Bottom line: I don't know. Ironically this is a question where it appears that there are no easy answers and a question one must instead wrestle and struggle with instead. But I don't think that God is afraid of us asking big questions, and I am trusting that perhaps during the next five weeks, or perhaps later, he will reveal more to me in time.

Here's what I do know: trying to eliminate all suffering will not produce good results. Suffering is a permanent part of our world until Jesus' return because of our sin. And in the end, trying to completely eradicate suffering also eliminates the possibilit of experiencing joy, love, beauty and most importantly God's redemption. 

I also know that through God's redemption, he can use the suffering in our lives to refine us and make us more like himself. This alone should help us not be so afraid of suffering. But I will admit that I am sometimes still afraid
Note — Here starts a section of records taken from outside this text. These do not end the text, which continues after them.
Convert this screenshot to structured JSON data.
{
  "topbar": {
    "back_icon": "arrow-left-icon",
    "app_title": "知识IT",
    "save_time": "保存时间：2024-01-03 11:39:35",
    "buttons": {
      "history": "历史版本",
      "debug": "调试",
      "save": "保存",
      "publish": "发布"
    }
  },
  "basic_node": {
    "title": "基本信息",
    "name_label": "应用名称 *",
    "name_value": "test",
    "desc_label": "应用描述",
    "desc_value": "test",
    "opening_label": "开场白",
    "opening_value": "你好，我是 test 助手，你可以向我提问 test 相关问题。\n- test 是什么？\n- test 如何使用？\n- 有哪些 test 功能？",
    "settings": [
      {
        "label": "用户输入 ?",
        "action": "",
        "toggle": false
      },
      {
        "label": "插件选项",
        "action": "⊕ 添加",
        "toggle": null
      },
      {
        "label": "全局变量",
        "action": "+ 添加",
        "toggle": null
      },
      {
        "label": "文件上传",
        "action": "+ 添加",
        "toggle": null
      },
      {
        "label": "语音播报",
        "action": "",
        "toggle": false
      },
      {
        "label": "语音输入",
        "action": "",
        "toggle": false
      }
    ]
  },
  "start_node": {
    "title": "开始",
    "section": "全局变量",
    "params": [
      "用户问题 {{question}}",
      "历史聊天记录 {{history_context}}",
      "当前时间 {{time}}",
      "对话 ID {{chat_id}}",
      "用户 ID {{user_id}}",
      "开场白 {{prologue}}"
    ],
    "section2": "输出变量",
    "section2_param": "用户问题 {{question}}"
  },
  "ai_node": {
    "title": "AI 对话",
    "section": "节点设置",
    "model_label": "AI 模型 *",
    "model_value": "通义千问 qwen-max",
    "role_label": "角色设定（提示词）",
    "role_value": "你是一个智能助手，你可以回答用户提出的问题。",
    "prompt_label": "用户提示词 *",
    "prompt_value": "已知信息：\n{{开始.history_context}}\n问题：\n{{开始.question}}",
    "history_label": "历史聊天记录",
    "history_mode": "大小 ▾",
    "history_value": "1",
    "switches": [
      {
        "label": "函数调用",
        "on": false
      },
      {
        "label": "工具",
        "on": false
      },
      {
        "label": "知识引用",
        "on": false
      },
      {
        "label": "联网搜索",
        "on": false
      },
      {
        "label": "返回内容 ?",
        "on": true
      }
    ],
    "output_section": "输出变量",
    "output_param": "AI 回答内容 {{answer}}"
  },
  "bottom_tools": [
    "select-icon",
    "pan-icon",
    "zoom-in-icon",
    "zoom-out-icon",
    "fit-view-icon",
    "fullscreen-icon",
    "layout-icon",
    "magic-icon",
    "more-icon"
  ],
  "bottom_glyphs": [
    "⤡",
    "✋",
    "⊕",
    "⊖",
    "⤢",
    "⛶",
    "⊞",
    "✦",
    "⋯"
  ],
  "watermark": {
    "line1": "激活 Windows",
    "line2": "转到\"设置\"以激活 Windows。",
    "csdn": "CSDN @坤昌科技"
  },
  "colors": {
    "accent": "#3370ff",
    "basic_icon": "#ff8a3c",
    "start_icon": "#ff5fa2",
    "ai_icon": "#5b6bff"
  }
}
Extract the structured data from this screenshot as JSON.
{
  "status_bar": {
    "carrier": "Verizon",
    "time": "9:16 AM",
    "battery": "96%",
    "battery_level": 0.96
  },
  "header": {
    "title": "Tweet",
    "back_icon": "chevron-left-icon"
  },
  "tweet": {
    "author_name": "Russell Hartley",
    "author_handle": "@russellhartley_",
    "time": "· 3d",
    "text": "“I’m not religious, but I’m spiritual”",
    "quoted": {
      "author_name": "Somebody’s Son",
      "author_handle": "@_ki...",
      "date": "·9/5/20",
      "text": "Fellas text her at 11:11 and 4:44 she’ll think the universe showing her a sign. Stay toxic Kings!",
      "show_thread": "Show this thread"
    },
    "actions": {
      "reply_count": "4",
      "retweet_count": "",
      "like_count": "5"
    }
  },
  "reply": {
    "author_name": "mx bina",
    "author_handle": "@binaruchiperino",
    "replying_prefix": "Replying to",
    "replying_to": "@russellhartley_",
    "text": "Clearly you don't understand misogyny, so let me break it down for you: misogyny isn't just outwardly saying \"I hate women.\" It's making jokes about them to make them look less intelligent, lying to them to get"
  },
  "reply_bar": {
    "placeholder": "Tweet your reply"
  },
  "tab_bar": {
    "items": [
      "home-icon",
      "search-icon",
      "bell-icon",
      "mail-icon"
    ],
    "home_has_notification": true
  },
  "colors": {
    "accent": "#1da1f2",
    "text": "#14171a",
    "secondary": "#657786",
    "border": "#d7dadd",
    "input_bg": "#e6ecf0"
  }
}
The world tells us to just escape from suffering....when your loved one is likely going to die, just be compassionate and end their life now. 

Here's something else that I know: when my Grandma Sue was in her last five weeks of life in ICU, the doctors pressured us to take her off the respirator - she was going to die anyway. But up until the last day of her life, even though she couldn't talk because of her tracheotomy, she was alive, alert, ready with a smile, and capable of both receiving our love and giving love away to us. Those five weeks that we spent with her in the hospital were some of the hardest yet some of the best moments that we ever got to spend with her. We were able to have a good goodbye: we were able to shower compassion and love on her, letting her know that her life was valuable and that we treasured her. Instead of dying with the knowledge that her life wasn't worth living anymore (which would have been the message that we would have sent if we had pulled the plug), she died a good death: in peace, with a smile on her face right before she lapsed into unconsciousness, and with dignity and respect. One of the greatest lessons that my Grandma Sue ever could have taught me was endure suffering with joy and grace because it produces hope, and hope does not disappoint. (Romans 5) What is that hope in? Jesus Christ our Lord who for the joy set before him also suffered when he endured the cross and who is now seated with God in heaven (Hebrews 12). 

Tonight was full of tears. Many, many tears... as I struggled with these issues of suffering and pain because I wanted to know what was right and as I relived the deaths of both my grandma and great-grandma.  But now I realize more than ever that suffering is not something to be afraid of or something that we should run from all the time. Even in the pain and sorrow that I am experiencing tonight, I would never want to replace the joy that I am also experiencing in celebrating the lives that they did live, the memories that we shared and the hope of knowing that one day we'll all be together in heaven where there are no more tears (Revelation 21:4).


  1. Abby Drew:

    I see a lot of wisdom in your words. Thank you for sharing your thoughts and meditations on this subject. There is only one pain reliever and that is our precious Jesus. I love you!

    Gpa Mike

  2. Abby:

    Your post was timely for me as I am in my second reading of Desiring God by John Piper, and the chapter I'm reading is the one on suffering. He makes the point that suffering is intended by Satan to destroy our faith and by God to purify our faith. Many of the missionaries of the past have written that suffering is beautiful, desirable, and willingly chosen by them. I love your compassionate heart, Abby!

    Grandma Linda

  3. Grandpa and Grandma -
    Thank you SO much for journeying with me to DC but I'm grateful most of all that we are all on the journey together of discovering more and more each day who God is and his purposes. That is so amazing that you were reading about suffering too - thanks for sharing, especially how God and Satan use suffering differently. I LOVE you too back and miss you muchly.

    Romans 8:17
    Now if we are children, then we are heirs—heirs of God and co-heirs with Christ, if indeed we share in his sufferings in order that we may also share in his glory.